2019 Pushcart Prize Nominations

The editorial staff here at Porter House Review couldn’t be more excited to celebrate our nominees for the 2019 Pushcart Prize. While PHR celebrates publishing every piece of poetry, prose, and art that our  wonderful contributors submitted over the past year, please join us in congratulating these exceptional artists and writers.

FICTION

“Walk Like a Gorilla, Talk Like a Gorilla” by Michael Horton
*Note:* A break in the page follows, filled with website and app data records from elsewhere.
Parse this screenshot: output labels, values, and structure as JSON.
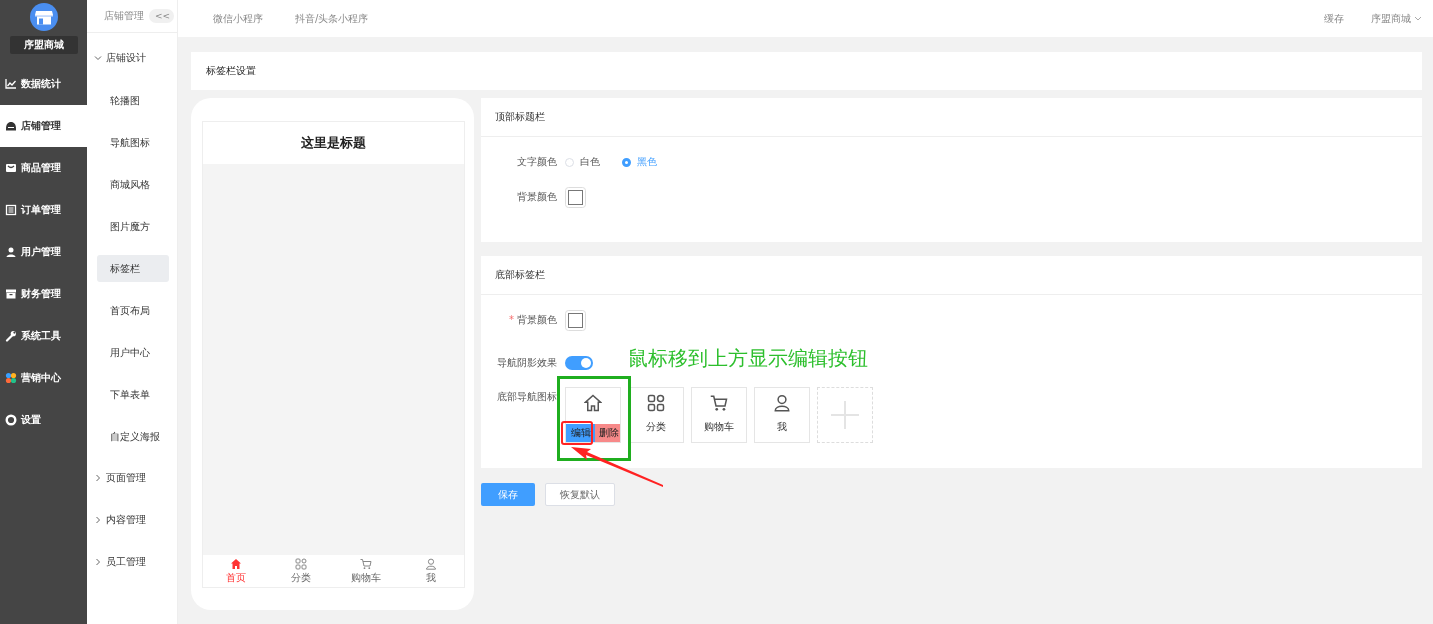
{
  "sidebar": {
    "store_name": "序盟商城",
    "items": [
      {
        "label": "数据统计",
        "selected": false
      },
      {
        "label": "店铺管理",
        "selected": true
      },
      {
        "label": "商品管理",
        "selected": false
      },
      {
        "label": "订单管理",
        "selected": false
      },
      {
        "label": "用户管理",
        "selected": false
      },
      {
        "label": "财务管理",
        "selected": false
      },
      {
        "label": "系统工具",
        "selected": false
      },
      {
        "label": "营销中心",
        "selected": false
      },
      {
        "label": "设置",
        "selected": false
      }
    ]
  },
  "subnav": {
    "title": "店铺管理",
    "toggle": "<<",
    "groups": [
      {
        "label": "店铺设计",
        "expanded": true,
        "children": [
          {
            "label": "轮播图",
            "selected": false
          },
          {
            "label": "导航图标",
            "selected": false
          },
          {
            "label": "商城风格",
            "selected": false
          },
          {
            "label": "图片魔方",
            "selected": false
          },
          {
            "label": "标签栏",
            "selected": true
          },
          {
            "label": "首页布局",
            "selected": false
          },
          {
            "label": "用户中心",
            "selected": false
          },
          {
            "label": "下单表单",
            "selected": false
          },
          {
            "label": "自定义海报",
            "selected": false
          }
        ]
      },
      {
        "label": "页面管理",
        "expanded": false
      },
      {
        "label": "内容管理",
        "expanded": false
      },
      {
        "label": "员工管理",
        "expanded": false
      }
    ]
  },
  "topbar": {
    "tabs": [
      {
        "label": "微信小程序"
      },
      {
        "label": "抖音/头条小程序"
      }
    ],
    "actions": [
      {
        "label": "缓存",
        "kind": "link"
      },
      {
        "label": "序盟商城",
        "kind": "dropdown"
      }
    ]
  },
  "page_title": "标签栏设置",
  "preview": {
    "title": "这里是标题",
    "tabs": [
      {
        "label": "首页",
        "selected": true
      },
      {
        "label": "分类",
        "selected": false
      },
      {
        "label": "购物车",
        "selected": false
      },
      {
        "label": "我",
        "selected": false
      }
    ]
  },
  "top_panel": {
    "title": "顶部标题栏",
    "text_color": {
      "label": "文字颜色",
      "options": [
        {
          "label": "白色",
          "selected": false
        },
        {
          "label": "黑色",
          "selected": true
        }
      ]
    },
    "background": {
      "label": "背景颜色"
    }
  },
  "bottom_panel": {
    "title": "底部标签栏",
    "background": {
      "label": "背景颜色",
      "required_mark": "*"
    },
    "shadow": {
      "label": "导航阴影效果",
      "on": true
    },
    "icons": {
      "label": "底部导航图标",
      "items": [
        {
          "kind": "hovered",
          "actions": [
            "编辑",
            "删除"
          ]
        },
        {
          "kind": "item",
          "label": "分类"
        },
        {
          "kind": "item",
          "label": "购物车"
        },
        {
          "kind": "item",
          "label": "我"
        },
        {
          "kind": "add"
        }
      ]
    }
  },
  "buttons": [
    {
      "label": "保存",
      "kind": "primary"
    },
    {
      "label": "恢复默认",
      "kind": "default"
    }
  ],
  "annotation": {
    "text": "鼠标移到上方显示编辑按钮"
  }
}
I wasn’t prepared when her eyes opened, and she looked at me with absolute clarity, fully conscious, making me feel ridiculous. The image of that moment is sharp as glass at the end of the tunnel. There may have been fear in her look, desperation, fury, but there wasn’t a hint of giving in. Her look lasted only a few seconds, then her eyes closed on my foolishness. Her look shut me up, just like when I was a kid talking stupid. She knew I knew better.

 

“Famous” by Corinne Lestch

“Getting into a character makes you keep looking for the thing in yourself you don’t want to find,” I said. Well, technically, Philip Seymour Hoffman had said that, but what did they know? “I think we should all try that at least once.”

 

“Country Fiction” by Maija Makinen

I had immersed myself into America so fully, succumbing to its soft, rolling English with such abandon, that encountering someone from my country of origin felt like a kind of violation. I hadn’t been to Finland in eight years, almost never spoke the language in New York, and considered myself fully integrated. I had long since stopped checking American tree trunks for authenticity, scratching with my nail to see whether it left a mark, as I had done during my first year. I had seen the leaves of the trees grow and fall and grow again, had missed their green shadows in the desolation of winter. I was here. This was real. Finland was a souvenir.

 

NONFICTION

“Last Trip” by Stefanie Caterer

“It’s Gram, Bud. Gram died.”

His eyes open. He looks into me.

“You did so good, Mom.”

 

POETRY

“If the Eye Were an Animal” by Leigh Ann Couch

To the spider bags or sacs of flies
woven like god’s eyes in the trees’ hips
I say, batting, batting, the quintessence
of spring. If the eye were an animal, sight would be its soul.

 

“Studies for an Embrace” by Corey Miller

On the kitchen wall some faux-antique signs (about what family stands for, about what
home means) that’ve had time beaten into them with socks full of nails.